◆ **Activity**
Scan the lines below for "with" and copy the matches.

[Page and application data records]
----
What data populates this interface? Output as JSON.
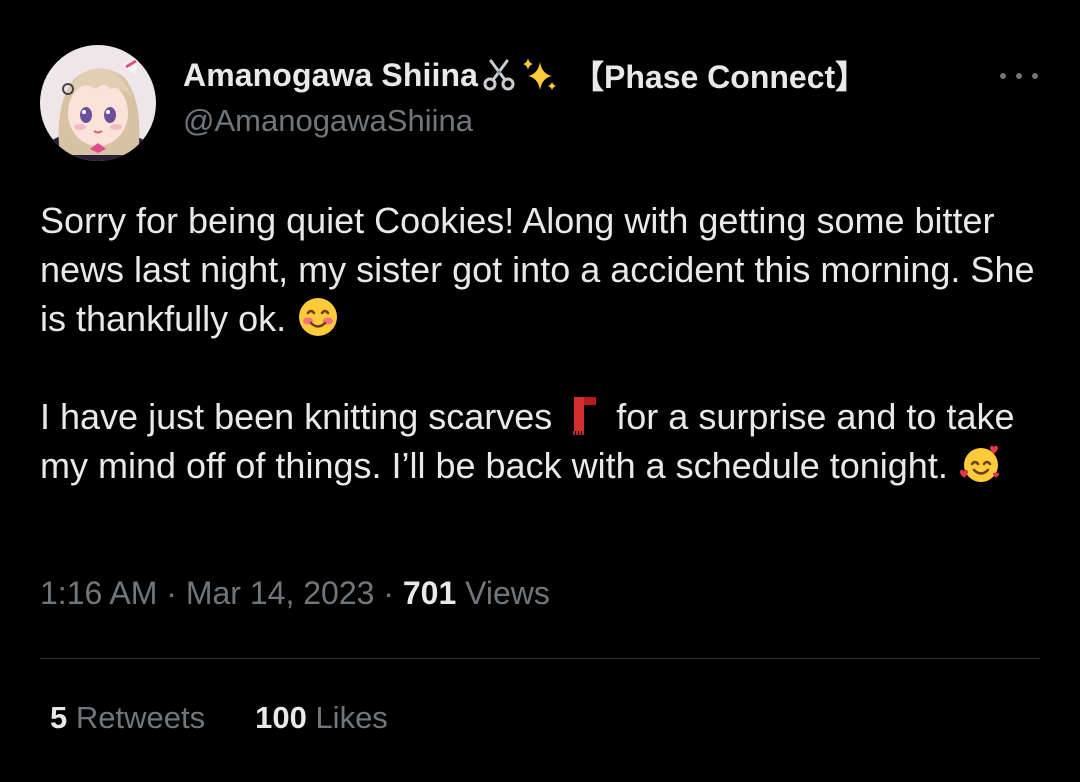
{
  "user": {
    "display_name": "Amanogawa Shiina",
    "name_emojis": [
      "scissors-emoji",
      "sparkles-emoji"
    ],
    "affiliation": "【Phase Connect】",
    "handle": "@AmanogawaShiina"
  },
  "tweet": {
    "paragraph_1": {
      "text_a": "Sorry for being quiet Cookies! Along with getting some bitter news last night, my sister got into a accident this morning. She is thankfully ok. ",
      "emoji": "smiling-face-emoji"
    },
    "paragraph_2": {
      "text_a": "I have just been knitting scarves ",
      "emoji_a": "scarf-emoji",
      "text_b": " for a surprise and to take my mind off of things. I’ll be back with a schedule tonight. ",
      "emoji_b": "smiling-face-with-hearts-emoji"
    }
  },
  "meta": {
    "time": "1:16 AM",
    "separator": " · ",
    "date": "Mar 14, 2023",
    "views_count": "701",
    "views_label": " Views"
  },
  "stats": {
    "retweets_count": "5",
    "retweets_label": " Retweets",
    "likes_count": "100",
    "likes_label": " Likes"
  },
  "colors": {
    "background": "#000000",
    "primary_text": "#e7e9ea",
    "secondary_text": "#71767b",
    "divider": "#2f3336"
  }
}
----
◆ **Written solution**
      "text_a": "Sorry for being quiet Cookies! Along with getting some bitter news last night, my sister got into a accident this morning. She is thankfully ok. ",
      "text_b": " for a surprise and to take my mind off of things. I’ll be back with a schedule tonight. ",
      "emoji_b": "smiling-face-with-hearts-emoji"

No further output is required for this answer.